Provided information Block Start
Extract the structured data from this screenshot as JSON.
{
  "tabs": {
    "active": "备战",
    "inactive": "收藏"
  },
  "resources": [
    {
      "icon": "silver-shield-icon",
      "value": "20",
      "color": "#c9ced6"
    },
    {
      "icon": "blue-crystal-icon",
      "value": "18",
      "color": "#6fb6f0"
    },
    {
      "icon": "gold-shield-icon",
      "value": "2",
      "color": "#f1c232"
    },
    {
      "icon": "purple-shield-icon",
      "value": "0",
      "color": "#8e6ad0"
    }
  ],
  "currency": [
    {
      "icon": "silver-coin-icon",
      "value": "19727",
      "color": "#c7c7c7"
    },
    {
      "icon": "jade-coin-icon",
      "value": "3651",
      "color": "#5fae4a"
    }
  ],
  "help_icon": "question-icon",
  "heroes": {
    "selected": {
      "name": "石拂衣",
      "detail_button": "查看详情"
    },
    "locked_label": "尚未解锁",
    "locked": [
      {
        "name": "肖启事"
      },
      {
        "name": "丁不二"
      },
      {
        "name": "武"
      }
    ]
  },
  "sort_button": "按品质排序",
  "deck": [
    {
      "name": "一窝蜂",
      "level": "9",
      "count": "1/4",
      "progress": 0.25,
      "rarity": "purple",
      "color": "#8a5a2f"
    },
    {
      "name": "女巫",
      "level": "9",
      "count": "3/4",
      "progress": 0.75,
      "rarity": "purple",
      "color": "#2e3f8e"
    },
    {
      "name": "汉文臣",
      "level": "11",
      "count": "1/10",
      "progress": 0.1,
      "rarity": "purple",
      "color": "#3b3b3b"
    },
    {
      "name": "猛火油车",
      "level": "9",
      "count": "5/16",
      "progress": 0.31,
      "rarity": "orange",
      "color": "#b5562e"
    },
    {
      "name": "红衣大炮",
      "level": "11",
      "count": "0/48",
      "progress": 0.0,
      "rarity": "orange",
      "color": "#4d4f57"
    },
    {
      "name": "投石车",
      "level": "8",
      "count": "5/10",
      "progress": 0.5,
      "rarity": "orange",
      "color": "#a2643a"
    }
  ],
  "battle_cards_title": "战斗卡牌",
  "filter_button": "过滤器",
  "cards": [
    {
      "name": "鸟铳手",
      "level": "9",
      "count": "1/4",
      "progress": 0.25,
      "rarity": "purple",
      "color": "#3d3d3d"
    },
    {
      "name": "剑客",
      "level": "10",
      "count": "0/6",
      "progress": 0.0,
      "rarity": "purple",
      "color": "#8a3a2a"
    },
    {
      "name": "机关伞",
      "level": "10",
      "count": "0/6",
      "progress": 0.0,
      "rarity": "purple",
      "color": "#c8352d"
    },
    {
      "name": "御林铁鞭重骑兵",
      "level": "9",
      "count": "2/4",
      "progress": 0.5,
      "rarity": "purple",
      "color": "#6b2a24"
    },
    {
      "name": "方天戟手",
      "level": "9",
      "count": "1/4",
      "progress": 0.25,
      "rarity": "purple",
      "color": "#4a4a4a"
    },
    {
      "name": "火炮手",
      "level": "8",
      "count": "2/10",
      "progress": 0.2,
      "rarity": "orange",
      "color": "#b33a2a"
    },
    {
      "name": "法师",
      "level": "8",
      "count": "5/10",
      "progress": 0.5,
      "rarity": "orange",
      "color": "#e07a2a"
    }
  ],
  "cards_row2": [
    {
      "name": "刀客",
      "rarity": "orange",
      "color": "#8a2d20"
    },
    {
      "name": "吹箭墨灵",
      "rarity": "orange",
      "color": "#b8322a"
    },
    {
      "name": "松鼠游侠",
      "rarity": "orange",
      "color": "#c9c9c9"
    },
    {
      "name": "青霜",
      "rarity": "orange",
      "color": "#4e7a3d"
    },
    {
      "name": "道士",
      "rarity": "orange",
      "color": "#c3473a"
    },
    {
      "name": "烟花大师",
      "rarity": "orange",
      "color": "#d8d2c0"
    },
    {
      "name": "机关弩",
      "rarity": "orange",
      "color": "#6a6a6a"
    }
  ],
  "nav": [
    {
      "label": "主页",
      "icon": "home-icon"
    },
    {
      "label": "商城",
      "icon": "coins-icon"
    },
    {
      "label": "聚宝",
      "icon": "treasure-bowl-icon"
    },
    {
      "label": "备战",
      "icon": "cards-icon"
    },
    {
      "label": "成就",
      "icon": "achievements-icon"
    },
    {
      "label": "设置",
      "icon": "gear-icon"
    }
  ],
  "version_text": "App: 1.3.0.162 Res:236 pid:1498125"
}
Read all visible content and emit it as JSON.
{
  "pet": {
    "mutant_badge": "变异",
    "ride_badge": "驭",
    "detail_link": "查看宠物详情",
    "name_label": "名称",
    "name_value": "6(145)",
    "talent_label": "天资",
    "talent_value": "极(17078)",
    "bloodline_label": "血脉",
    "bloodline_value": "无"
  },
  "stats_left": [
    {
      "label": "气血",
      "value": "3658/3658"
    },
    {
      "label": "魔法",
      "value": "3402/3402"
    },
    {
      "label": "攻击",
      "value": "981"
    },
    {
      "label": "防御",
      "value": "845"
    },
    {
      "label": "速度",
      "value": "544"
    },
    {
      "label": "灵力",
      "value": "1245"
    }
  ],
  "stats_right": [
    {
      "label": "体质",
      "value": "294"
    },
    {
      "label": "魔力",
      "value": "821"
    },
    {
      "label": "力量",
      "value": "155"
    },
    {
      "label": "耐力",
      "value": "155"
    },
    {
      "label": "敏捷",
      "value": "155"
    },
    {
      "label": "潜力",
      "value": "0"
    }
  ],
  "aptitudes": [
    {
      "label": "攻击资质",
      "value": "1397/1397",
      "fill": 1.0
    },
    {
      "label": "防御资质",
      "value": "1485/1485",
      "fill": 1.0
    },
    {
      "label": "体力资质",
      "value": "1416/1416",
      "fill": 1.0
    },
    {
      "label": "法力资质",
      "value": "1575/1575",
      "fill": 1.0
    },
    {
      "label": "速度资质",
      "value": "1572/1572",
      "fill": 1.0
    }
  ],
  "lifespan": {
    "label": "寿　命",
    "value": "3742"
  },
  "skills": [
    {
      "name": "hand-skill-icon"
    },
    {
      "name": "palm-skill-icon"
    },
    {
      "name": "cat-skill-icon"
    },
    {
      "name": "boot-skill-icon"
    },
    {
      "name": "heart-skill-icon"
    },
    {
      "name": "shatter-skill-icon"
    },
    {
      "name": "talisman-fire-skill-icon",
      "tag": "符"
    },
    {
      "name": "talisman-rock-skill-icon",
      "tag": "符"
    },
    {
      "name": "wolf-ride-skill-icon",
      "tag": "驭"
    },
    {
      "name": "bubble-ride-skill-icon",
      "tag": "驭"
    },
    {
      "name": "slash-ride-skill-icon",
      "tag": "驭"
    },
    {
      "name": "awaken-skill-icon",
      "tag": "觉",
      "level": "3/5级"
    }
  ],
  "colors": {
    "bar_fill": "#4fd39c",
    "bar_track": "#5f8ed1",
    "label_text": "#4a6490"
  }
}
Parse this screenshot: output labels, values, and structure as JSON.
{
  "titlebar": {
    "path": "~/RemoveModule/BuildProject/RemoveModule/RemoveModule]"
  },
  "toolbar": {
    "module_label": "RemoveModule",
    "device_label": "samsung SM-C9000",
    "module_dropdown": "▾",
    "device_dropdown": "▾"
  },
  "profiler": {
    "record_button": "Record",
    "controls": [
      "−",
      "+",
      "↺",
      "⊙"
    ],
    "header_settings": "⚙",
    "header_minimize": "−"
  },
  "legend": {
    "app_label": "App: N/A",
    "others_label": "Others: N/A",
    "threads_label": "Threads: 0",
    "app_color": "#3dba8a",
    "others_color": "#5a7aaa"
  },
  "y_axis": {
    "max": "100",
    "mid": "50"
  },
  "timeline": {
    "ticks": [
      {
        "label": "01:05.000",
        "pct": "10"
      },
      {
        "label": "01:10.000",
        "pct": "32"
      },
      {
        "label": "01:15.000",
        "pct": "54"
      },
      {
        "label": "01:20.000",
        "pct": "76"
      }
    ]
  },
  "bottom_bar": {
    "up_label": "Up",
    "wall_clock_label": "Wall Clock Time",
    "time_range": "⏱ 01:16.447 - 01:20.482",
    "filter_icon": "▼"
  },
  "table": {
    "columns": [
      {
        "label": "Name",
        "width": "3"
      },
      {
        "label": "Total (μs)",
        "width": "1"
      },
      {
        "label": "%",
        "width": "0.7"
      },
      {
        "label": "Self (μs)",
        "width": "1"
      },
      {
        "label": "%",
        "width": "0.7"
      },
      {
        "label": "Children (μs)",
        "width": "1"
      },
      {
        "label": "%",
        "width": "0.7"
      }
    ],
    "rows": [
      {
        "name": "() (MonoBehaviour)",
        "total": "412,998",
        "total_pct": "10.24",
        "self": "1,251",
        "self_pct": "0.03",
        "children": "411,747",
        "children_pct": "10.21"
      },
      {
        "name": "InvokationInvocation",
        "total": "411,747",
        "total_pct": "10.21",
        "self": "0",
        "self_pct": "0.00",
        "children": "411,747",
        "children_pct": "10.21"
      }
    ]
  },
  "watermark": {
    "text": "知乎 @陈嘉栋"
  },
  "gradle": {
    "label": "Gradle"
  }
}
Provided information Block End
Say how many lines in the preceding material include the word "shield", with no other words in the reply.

3